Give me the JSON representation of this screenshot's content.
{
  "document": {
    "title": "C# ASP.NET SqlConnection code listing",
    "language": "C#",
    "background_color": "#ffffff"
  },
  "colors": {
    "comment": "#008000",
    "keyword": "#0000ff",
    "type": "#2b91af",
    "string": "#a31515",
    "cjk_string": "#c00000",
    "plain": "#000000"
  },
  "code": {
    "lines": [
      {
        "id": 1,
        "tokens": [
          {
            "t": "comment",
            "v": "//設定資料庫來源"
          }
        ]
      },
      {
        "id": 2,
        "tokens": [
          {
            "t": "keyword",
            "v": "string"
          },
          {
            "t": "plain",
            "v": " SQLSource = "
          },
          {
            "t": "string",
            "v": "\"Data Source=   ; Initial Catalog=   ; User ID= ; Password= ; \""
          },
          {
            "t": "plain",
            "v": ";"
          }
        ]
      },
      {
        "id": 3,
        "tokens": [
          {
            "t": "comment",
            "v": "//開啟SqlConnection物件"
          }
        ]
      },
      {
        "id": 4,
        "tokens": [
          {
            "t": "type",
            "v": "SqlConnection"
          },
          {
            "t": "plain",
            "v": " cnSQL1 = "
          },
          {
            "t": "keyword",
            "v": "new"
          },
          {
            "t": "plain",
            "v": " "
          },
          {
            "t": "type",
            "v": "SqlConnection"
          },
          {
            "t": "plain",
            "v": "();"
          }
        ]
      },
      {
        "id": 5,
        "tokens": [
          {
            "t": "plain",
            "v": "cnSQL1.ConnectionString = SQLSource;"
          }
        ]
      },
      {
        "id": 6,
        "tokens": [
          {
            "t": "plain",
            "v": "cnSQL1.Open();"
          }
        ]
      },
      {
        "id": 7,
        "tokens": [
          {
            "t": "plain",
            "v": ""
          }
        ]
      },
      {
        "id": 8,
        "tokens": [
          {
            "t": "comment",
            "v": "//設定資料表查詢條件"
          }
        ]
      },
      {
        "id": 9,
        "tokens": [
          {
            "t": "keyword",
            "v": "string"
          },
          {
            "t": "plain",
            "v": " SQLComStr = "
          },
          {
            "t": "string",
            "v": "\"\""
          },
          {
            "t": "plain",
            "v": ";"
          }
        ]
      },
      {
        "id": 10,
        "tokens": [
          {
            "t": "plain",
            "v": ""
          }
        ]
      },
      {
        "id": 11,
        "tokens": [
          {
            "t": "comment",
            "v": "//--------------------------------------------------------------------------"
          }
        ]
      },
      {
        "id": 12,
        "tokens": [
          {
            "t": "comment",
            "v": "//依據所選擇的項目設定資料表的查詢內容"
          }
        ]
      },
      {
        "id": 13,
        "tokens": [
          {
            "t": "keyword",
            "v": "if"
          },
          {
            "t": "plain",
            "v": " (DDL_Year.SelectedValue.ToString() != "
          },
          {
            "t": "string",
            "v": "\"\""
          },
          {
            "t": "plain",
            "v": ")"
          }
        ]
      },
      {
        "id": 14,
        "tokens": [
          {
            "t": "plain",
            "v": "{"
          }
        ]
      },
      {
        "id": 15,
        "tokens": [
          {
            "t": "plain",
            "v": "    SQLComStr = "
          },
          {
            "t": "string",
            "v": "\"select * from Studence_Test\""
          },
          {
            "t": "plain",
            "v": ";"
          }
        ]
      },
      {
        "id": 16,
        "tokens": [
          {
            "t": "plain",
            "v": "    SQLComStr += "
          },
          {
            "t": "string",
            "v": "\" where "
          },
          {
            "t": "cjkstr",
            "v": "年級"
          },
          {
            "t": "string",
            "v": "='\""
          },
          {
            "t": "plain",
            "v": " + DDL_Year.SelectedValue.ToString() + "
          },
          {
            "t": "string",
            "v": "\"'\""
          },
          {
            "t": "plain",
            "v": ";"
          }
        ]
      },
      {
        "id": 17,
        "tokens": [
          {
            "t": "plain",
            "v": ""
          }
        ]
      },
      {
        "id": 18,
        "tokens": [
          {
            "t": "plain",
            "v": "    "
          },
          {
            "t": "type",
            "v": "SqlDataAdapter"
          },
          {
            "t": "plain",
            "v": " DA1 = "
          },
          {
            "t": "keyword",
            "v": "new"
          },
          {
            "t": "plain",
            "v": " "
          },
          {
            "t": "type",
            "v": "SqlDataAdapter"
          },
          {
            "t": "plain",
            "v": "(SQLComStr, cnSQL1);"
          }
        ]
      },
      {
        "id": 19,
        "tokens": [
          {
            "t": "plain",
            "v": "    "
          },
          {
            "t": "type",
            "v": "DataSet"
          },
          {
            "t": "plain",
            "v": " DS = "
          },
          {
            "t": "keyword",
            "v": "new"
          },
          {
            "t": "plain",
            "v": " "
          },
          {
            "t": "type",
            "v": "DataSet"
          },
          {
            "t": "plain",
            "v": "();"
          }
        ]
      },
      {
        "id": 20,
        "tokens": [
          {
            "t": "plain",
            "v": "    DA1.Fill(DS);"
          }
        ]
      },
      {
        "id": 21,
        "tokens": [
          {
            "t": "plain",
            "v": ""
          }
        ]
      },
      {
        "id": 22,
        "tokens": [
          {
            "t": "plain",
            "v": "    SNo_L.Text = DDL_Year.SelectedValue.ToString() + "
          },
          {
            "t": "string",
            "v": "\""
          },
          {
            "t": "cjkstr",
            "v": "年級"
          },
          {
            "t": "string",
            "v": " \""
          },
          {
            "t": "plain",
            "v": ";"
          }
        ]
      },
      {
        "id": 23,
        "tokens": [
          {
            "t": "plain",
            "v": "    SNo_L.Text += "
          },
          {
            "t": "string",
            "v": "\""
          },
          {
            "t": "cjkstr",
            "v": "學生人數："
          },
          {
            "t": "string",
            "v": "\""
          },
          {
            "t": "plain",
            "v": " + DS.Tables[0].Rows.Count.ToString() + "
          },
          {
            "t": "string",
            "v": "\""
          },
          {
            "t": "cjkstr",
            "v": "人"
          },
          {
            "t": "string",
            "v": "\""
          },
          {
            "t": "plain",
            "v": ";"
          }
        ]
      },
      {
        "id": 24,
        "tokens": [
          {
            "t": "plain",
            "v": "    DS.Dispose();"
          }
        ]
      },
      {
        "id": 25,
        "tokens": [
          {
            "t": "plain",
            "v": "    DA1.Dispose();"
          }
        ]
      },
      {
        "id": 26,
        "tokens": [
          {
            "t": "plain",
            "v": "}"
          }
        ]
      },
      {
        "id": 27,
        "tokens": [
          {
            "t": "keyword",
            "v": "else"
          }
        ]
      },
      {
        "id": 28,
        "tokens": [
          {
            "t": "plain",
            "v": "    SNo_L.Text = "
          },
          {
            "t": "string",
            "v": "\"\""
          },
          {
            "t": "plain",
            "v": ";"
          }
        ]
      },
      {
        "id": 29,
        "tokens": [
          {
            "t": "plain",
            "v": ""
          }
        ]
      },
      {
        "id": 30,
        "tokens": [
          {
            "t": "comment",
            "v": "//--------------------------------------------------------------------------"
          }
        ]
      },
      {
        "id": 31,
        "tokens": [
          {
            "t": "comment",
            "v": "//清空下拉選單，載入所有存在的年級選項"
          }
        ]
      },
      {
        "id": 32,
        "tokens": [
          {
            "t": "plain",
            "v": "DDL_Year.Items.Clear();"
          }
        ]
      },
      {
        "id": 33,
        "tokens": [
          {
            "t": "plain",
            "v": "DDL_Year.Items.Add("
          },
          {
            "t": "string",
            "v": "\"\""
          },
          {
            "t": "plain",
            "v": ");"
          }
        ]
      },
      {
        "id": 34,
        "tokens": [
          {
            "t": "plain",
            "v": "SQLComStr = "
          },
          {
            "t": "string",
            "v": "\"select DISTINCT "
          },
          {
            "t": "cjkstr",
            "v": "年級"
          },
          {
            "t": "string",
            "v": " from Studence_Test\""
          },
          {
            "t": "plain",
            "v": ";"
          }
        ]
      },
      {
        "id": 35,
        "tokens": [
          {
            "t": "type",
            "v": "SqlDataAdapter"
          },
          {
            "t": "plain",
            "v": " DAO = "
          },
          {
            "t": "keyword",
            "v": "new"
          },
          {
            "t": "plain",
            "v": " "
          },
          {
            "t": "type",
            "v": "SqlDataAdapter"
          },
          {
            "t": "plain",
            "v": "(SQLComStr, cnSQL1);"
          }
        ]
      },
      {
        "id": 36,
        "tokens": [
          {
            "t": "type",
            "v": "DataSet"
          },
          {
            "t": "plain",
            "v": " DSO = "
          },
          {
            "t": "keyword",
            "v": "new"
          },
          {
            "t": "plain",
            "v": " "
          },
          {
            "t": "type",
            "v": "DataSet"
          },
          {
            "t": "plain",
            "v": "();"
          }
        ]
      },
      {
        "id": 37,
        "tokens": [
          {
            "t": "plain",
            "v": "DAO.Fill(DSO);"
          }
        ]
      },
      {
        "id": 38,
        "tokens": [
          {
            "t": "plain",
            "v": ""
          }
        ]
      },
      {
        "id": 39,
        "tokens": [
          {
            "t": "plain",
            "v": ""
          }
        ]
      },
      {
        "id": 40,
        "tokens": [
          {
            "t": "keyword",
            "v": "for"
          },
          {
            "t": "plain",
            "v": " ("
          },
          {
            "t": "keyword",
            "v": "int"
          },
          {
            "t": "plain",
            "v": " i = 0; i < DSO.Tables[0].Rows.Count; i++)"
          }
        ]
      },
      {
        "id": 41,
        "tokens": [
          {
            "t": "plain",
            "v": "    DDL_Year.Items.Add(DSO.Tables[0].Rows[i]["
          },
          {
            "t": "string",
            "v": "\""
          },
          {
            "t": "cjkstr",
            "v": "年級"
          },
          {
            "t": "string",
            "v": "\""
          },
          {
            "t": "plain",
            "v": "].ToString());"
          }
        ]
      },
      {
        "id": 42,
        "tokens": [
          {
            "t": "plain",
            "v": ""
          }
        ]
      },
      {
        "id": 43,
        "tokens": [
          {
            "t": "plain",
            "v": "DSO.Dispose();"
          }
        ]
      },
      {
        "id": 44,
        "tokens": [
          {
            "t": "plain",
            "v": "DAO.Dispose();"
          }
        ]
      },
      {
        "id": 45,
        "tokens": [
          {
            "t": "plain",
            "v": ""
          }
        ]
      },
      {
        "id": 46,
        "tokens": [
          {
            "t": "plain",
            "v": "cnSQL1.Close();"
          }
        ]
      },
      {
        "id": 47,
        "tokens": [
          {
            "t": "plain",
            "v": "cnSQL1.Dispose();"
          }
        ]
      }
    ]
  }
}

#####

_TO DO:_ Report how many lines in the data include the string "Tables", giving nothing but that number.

_RESULT OF THE TASK:_ 3